I can Do Anything I Set My Mind To
“I can do anything I set my mind to” is a common catchphrase of the “empowered” Generation X. But is it true?
Just because you may be capable of achieving something doesn’t mean you should. I’m not just talking about evil things. I’ll give you a personal example. I could continue my tertiary education and in 18mths full time or 36 months part time I could have my Masters Degree. I’ve always wanted to be very well educated. However, that would mean putting my children in day care and school. Possibly also before and after school care. It would pressurise my time, giving me less time to do the housework. It would give me less time to spend with my kids. It would leave me with less energy to serve others and be hospitable. It would be wrong to pursue this.

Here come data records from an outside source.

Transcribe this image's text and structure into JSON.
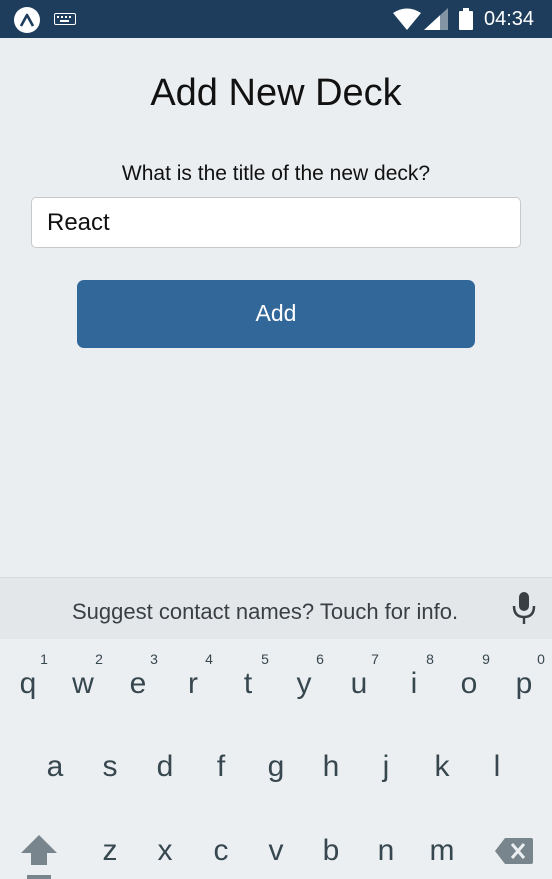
{
  "status_bar": {
    "time": "04:34",
    "icons": [
      "expo-icon",
      "keyboard-icon",
      "wifi-icon",
      "signal-icon",
      "battery-icon"
    ]
  },
  "screen": {
    "title": "Add New Deck",
    "question": "What is the title of the new deck?",
    "input_value": "React",
    "add_button": "Add"
  },
  "keyboard": {
    "suggestion": "Suggest contact names? Touch for info.",
    "row1": [
      {
        "key": "q",
        "hint": "1"
      },
      {
        "key": "w",
        "hint": "2"
      },
      {
        "key": "e",
        "hint": "3"
      },
      {
        "key": "r",
        "hint": "4"
      },
      {
        "key": "t",
        "hint": "5"
      },
      {
        "key": "y",
        "hint": "6"
      },
      {
        "key": "u",
        "hint": "7"
      },
      {
        "key": "i",
        "hint": "8"
      },
      {
        "key": "o",
        "hint": "9"
      },
      {
        "key": "p",
        "hint": "0"
      }
    ],
    "row2": [
      "a",
      "s",
      "d",
      "f",
      "g",
      "h",
      "j",
      "k",
      "l"
    ],
    "row3": [
      "z",
      "x",
      "c",
      "v",
      "b",
      "n",
      "m"
    ],
    "icons": [
      "mic-icon",
      "shift-icon",
      "backspace-icon"
    ]
  }
}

In many ways, mankind is capable of almost anything it sets its mind to. As the papers attest to. But that doesn’t mean that we should. And believing that “I can do anything I set my mind to” is just plain wrong. It is new age mantras and selfishness. God is able to do anything (Matt 19:26). We are not. Phrases like that take the focus off God and onto ourselves.
I could set my mind to learning the piano and that’s probably within my ability. But if I was to set my mind to writing a concerto that I am invited to play for the Queen, I am going to be sorely disappointed and waste my life in the process. My God-given talents and abilities are not in that area.
At the same time, I am a writer. A published writer, with articles in several magazines. So it would seem within my skill set and God given abilities to “set my mind to” writing a book and having it published. Maybe even on the New York Times Best-seller list. It’s not going to happen. No matter how many hours of neglecting my children and my God-given responsibilities at home (Titus 2:5) I waste on “my book”, it’s not going to happen. Deciding I am capable of this since I have set my mind to it means I will make lots of selfish decisions. I could put of having another child, since it would interrupt my writing plans, or resent a child I have conceived because it interferes with my plans (and if I wasn’t a Christian, perhaps abort the baby because it doesn’t fit in with the my plans for me to write a book). I could put my kids in school and day care because it’s best for me, in my quest for self-fulfilment, to be able to achieve what I want to achieve.
Women can and do abandon their husbands, children and families in a quest for self-fulfilment. Some divorce their husbands, leave without the kids because their families are dragging them down and preventing them from achieving their goals, progressing in their career and being their best. Some simply retreat into a selfish world where everything revolves around “me” and their current project or goal. Some “farm out” their children on all available occasions for some “me time” or time to work on their goals, and end up not knowing their children. It’s common. I’ve seen it and if it wasn’t a breach of privacy and professional ethics, I could name person after person, mother after mother who has done this.
Not all ambition is sinful. Without ambition and guts against the odds, we would never have aeroplanes, computers and all sorts of other technologies. We may never have had some of Beethoven’s music or Monet’s art. We may never have seen Australia discovered. But “I can do anything” is not Godly.
Self-fulfilment is not the purpose of life. Nor will it be found in pursuing our own selfish goals. True fulfilment is found in seeking first His kingdom (Matt 6:33), in pursuing justice and mercy and walking humbly before God (Micah 6:8) and in fearing (in the sense of deep respect) and obeying God (Ecc 12:13).